“A lot of [academic] research is written in unnecessarily technical language and appears in very obscure journals. It’s often based on old, rather than very fresh, data.”
Achieving high impact
If they hope to have more impact, Crewe says, academics must take better account of the needs of those who “have to make decisions quickly, and have to be able to understand the practical, operational implications of the research they are reading”.
Yet he also sees a number of promising signs, both in initiatives developed by the AcSS itself and in the increasing willingness of academics to embrace social media, from Twitter to frequently updated multi-authored platforms such as the London School of Economics’ British Politics and Policy blog. In the longer term, he would like to see a “chief social scientist” in government alongside the chief scientific adviser and the chief medical officer.
Meanwhile, asked about the storm surrounding UUK’s recent advice relating to gender segregation at events organised by Islamic groups, Crewe notes that although he has not read the document, his “strictly personal” view is that “if societies and organisations want to segregate audiences on any basis, this should be arranged in private premises and not on university campuses”.

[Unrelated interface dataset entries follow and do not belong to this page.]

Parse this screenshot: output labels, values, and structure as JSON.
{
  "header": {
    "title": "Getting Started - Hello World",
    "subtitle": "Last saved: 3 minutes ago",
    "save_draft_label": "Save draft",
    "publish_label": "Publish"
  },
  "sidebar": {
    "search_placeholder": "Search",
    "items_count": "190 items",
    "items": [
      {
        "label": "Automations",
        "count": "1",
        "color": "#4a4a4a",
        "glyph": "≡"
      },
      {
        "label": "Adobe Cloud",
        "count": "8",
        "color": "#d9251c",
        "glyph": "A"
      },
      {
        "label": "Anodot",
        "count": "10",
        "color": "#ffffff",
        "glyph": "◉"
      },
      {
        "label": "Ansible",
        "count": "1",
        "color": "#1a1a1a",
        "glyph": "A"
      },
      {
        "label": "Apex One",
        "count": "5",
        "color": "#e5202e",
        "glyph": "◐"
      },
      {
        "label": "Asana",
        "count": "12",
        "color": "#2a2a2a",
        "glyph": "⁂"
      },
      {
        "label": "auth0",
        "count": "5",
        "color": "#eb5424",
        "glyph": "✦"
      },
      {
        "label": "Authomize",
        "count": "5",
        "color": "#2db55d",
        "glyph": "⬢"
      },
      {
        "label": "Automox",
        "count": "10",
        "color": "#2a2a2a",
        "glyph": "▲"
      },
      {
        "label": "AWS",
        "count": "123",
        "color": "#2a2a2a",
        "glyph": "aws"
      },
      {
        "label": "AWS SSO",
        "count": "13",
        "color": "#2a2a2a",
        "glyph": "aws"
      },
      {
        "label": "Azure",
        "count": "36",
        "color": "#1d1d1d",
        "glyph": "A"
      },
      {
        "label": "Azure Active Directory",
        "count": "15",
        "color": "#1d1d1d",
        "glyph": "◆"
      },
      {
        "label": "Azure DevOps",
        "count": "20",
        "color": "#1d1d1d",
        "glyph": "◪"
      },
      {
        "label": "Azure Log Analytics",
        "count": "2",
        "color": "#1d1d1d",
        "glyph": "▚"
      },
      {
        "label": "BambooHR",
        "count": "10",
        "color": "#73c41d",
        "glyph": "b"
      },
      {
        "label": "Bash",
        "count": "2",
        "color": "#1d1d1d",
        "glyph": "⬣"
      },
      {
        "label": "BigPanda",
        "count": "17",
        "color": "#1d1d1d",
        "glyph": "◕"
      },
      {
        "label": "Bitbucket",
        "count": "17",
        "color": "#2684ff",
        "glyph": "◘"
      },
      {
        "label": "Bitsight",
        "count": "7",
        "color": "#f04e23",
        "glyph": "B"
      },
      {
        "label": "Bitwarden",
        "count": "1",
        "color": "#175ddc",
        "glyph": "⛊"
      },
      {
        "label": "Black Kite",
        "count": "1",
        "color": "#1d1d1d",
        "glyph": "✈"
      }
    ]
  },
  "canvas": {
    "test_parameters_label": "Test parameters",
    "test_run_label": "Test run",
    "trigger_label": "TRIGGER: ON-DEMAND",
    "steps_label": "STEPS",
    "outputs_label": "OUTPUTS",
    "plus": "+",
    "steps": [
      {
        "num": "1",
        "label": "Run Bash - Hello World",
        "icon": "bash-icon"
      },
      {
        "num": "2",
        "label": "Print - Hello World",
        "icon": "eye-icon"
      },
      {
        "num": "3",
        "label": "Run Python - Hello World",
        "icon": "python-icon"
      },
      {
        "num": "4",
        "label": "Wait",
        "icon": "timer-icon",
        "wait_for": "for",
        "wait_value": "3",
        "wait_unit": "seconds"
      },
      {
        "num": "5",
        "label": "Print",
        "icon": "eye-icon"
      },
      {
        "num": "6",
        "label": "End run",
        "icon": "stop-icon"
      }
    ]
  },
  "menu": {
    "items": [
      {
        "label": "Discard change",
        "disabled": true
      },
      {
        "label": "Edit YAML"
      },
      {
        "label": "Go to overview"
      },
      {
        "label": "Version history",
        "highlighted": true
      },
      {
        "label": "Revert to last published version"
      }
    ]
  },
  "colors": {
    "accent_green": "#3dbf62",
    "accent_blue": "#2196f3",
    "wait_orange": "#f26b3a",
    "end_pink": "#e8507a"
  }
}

Yet in defence of UUK, he also stresses the continuing importance of “a single body which can represent all universities on the majority of issues. If it didn’t, it would be very much easier for governments who wished to, to divide and rule.”